Occupy Wall Street, The New Economic Depression And Populist Art
New York. What started as a small, pesky campaign along the marble portals with the granite bull in the background on September 17, had by last month taken a huge turn, spreading not only across the country of its origin that is America, but also across Europe in a word throughout first world countries where the dichotomy of wealth holding has been apparent.
That in short is the Occupy Wall Street campaign. Last month, Karan Thapar in his India Tonight show on CNBC-TV18 had a whole episode dedicated to this phenomenon, in a discussion with former London School of Economics professor, Meghnad Desai, Washington Post South Asia bureau chief, Simon Denyer and the CEO of the Bombay Stock Exchange, Madhu Kannan. Desai had explained the phenomenon as, “it's hard for someone sitting in India to realize how depressed and oppressed the people feel. There is a lot of unemployment, credits have dried up, growth rate is very low, and people have to revise a lifetime expectations as to what their life is going to be like, when recovery is going to come in Greece, there are serious protests about austerity, and I think these various protests have now somehow got linked. But I would say that even now, the lack of focus, the protest was not as big as against, say, Iraq War or against the Vietnam War. So we are still waiting for these protests to collate and grow in size.”
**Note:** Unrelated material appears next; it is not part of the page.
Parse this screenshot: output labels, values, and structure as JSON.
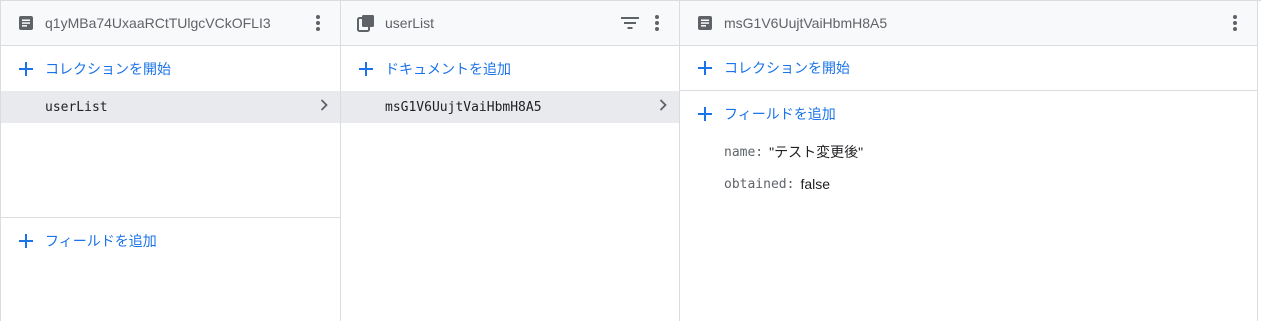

What Desai was trying to say was that in first world countries, including America, there is a huge gap between the haves and the have-nots, and the gap is increasing by the day. That, along with the new economic crunch that is sweeping the stock exchanges throughout the world, resulting in the loss of jobs, increment in credit and the load of loans on individuals have resulted in a sort of breaking point, where people across the society have come out in protest against the mainly capitalist attitude of the government.
Wall Street, where it all began is actually just a symbol the ultimate symbol of capitalist market economy. Denyer, in the interview with Thapar gave the American perspective“there is something in common with a lot of those grievances which is the feeling that big business is controlling the political process in America, that the banks got away scot-free from the holes of financial crisis, there's been a big feeling there that millionaires aren't being taxed as much…. so yes, it has drawn in a lot of different issues around the world. The question though is can the movement formulate a list of demands, and if they did so, would it then remain as popular if it had to crystallize as all of those different views down into a simple set of demand. That I think will be quite a challenge for the moment as it grows up.”
If the movement actually succeeds in crystallizing a set of rational demands is there to be seen, but what it has already thrown up though is a very potent mode of communicationby which it has spread so fast in different countries. Brooklyn Street Art defined this phenomenon in the following terms:
“Using D.I.Y signage, social media savvy, and a fair amount of street theatre, their message has been making it's way far beyond the cavernous streets of the best know banking district in the country. Fortified with a heavy contingency of uniformed and plain clothed officers with cameras and weapons at the ready, Wall Street became an iron clad citadel 10 years ago, an impenetrable marble and concrete castle to capital where tourists waddle and traders race daily past the steps on which George Washington took his oath of office. The stock market is here, the Federal Reserve, and so are all the banks.
It's understandable that a generation with bad prospects of finding work, saddled with high debt for their education and living with parents who are at their wits-end because of underwater mortgages, loss of health insurance and disappearing retirements would now fix their gaze upon the root causes of this permanent insecurity. In many people's minds the class warfare has been in full effect for a while and these folks are now wondering about those basic tenets of free speech and right to assemble that Americans of previous generations fought to maintain, guaranteed by the constitution. As corporations continue to gain rights and citizens continue to cede them, these demonstrators say they feel like they have nothing to lose, except their entire country.”
Occupy Wall Street has almost unknowingly given a new definition to populist artbe it postering, body art, street art, graffiti or street theatre. The protesters have as far as photographs go at least on one instance gone semi-naked, with the words, I said listen, not look written in bold type on the cardboard signage carried by the protestor. Graffiti, which has been a tradition with the subterranean culture in the U.S., has become mainstream, with protestors using the marble portals of Wall Street to voice their discontent. Protestors are using their semi-naked body as a canvas for writing slogans, street theatres are being organised at a place where such things have never ever happened. All this is dovetailing into a worldwide campaign against capitalist corruption.
However, if all that translates into a charter of practical and rational economic demands is yet to be seen.